Local officials await shipments.
Gothenburg health officials are not alone in trying to obtain the H1N1 vaccine.
“Everyone is having the same problem—we’re all in the same boat,” said GMH hospital administrator John Johnson. “There are just incredible shortages of the vaccine.”
Despite the circulation of the H1N1 virus around town, Johnson said there haven’t been any hospitalizations so far this week.
Last week, one person was admitted with the virus.
“People are advised to follow the same precautions for both H1N1 and the seasonal flu,” he said.
Johnson said he thinks most people are seeing their family physician if necessary.

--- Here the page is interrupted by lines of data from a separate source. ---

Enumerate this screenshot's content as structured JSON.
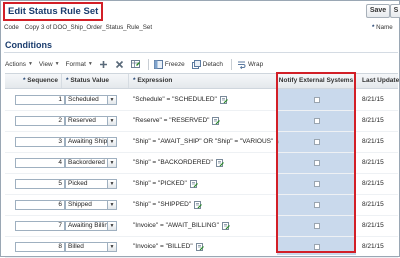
{
  "page": {
    "title": "Edit Status Rule Set",
    "save_label": "Save",
    "save_and_close_label": "S"
  },
  "header": {
    "code_label": "Code",
    "code_value": "Copy 3 of DOO_Ship_Order_Status_Rule_Set",
    "name_label": "Name",
    "required_marker": "*"
  },
  "conditions": {
    "title": "Conditions",
    "toolbar": {
      "actions": "Actions",
      "view": "View",
      "format": "Format",
      "freeze": "Freeze",
      "detach": "Detach",
      "wrap": "Wrap"
    },
    "columns": {
      "sequence": "Sequence",
      "status_value": "Status Value",
      "expression": "Expression",
      "notify": "Notify External Systems",
      "last_update": "Last Update"
    },
    "rows": [
      {
        "sequence": "1",
        "status": "Scheduled",
        "expression": "\"Schedule\" = \"SCHEDULED\"",
        "date": "8/21/15"
      },
      {
        "sequence": "2",
        "status": "Reserved",
        "expression": "\"Reserve\" = \"RESERVED\"",
        "date": "8/21/15"
      },
      {
        "sequence": "3",
        "status": "Awaiting Ship",
        "expression": "\"Ship\" = \"AWAIT_SHIP\" OR \"Ship\" = \"VARIOUS\"",
        "date": "8/21/15"
      },
      {
        "sequence": "4",
        "status": "Backordered",
        "expression": "\"Ship\" = \"BACKORDERED\"",
        "date": "8/21/15"
      },
      {
        "sequence": "5",
        "status": "Picked",
        "expression": "\"Ship\" = \"PICKED\"",
        "date": "8/21/15"
      },
      {
        "sequence": "6",
        "status": "Shipped",
        "expression": "\"Ship\" = \"SHIPPED\"",
        "date": "8/21/15"
      },
      {
        "sequence": "7",
        "status": "Awaiting Billing",
        "expression": "\"Invoice\" = \"AWAIT_BILLING\"",
        "date": "8/21/15"
      },
      {
        "sequence": "8",
        "status": "Billed",
        "expression": "\"Invoice\" = \"BILLED\"",
        "date": "8/21/15"
      }
    ]
  },
  "colors": {
    "title_blue": "#1b3d6e",
    "highlight_red": "#d21f27",
    "column_highlight": "#c9d9ec"
  }
}
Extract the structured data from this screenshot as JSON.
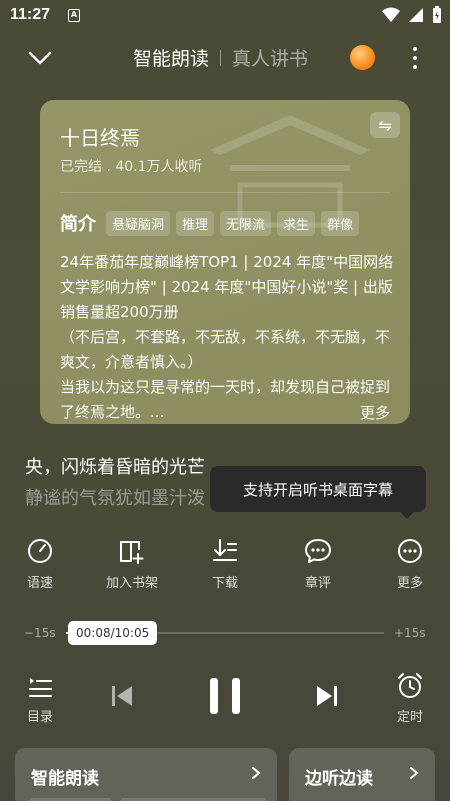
{
  "status_bar": {
    "time": "11:27",
    "a_badge": "A"
  },
  "nav": {
    "tab_active": "智能朗读",
    "tab_inactive": "真人讲书"
  },
  "book": {
    "title": "十日终焉",
    "meta": "已完结 . 40.1万人收听",
    "intro_label": "简介",
    "tags": [
      "悬疑脑洞",
      "推理",
      "无限流",
      "求生",
      "群像"
    ],
    "synopsis": [
      "24年番茄年度巅峰榜TOP1 | 2024 年度\"中国网络文学影响力榜\" | 2024 年度\"中国好小说\"奖 | 出版销售量超200万册",
      "（不后宫，不套路，不无敌，不系统，不无脑，不爽文，介意者慎入。）",
      "当我以为这只是寻常的一天时，却发现自己被捉到了终焉之地。..."
    ],
    "more_label": "更多"
  },
  "lyrics": {
    "current": "央，闪烁着昏暗的光芒",
    "next": "静谧的气氛犹如墨汁泼"
  },
  "tooltip": "支持开启听书桌面字幕",
  "actions": [
    {
      "label": "语速",
      "icon": "speed-icon"
    },
    {
      "label": "加入书架",
      "icon": "bookshelf-add-icon"
    },
    {
      "label": "下载",
      "icon": "download-icon"
    },
    {
      "label": "章评",
      "icon": "comment-icon"
    },
    {
      "label": "更多",
      "icon": "more-icon"
    }
  ],
  "progress": {
    "skip_back": "−15s",
    "skip_forward": "+15s",
    "time": "00:08/10:05",
    "fraction": 0.013
  },
  "controls": {
    "playlist_label": "目录",
    "timer_label": "定时"
  },
  "bottom_cards": {
    "left": "智能朗读",
    "right": "边听边读"
  },
  "colors": {
    "background": "#4a4a36",
    "card": "#9c9c6a",
    "tooltip": "#2a2a2a",
    "orb": "#ff9a2c"
  }
}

Because of fear about the virus—which can be deadly— and mixed stories from Washington D.C. and the Centers for Disease Control and Prevention, Johnson encourages anyone who is sick or concerned to visit with their family doctor.
“The most consistent information is that people who have died from it have other complications,” he said.
While communities deal with shortages of the H1N1 vaccine, the seasonal flu vaccine has also been limited.
“We usually get hundreds of doses,” Johnson said.
GMH community health coordinator Myra Gronewold said they’ve only received a couple of hundred doses of the seasonal flu vaccine.
“But we’re supposed to get 80% of our order this week or next,” Gronewold said, noting that the hospital received more doses last week but gave them to businesses and people who had scheduled appointments.
As soon as GMH gets more of the seasonal vaccine, she said officials plan to have a drive-up clinic like they normally do.
Gronewold noted that West Central Health District in North Platte, 111 N. Dewey, has the H1N1 mist available that can be given to children ages 2 to 24.
District officials can be reached at 308-696-1201.
President Barack Obama declared H1N1 a national emergency last Friday.
The action is said to allow authorities to bypass certain federal requirements to deal more effectively with emergencies.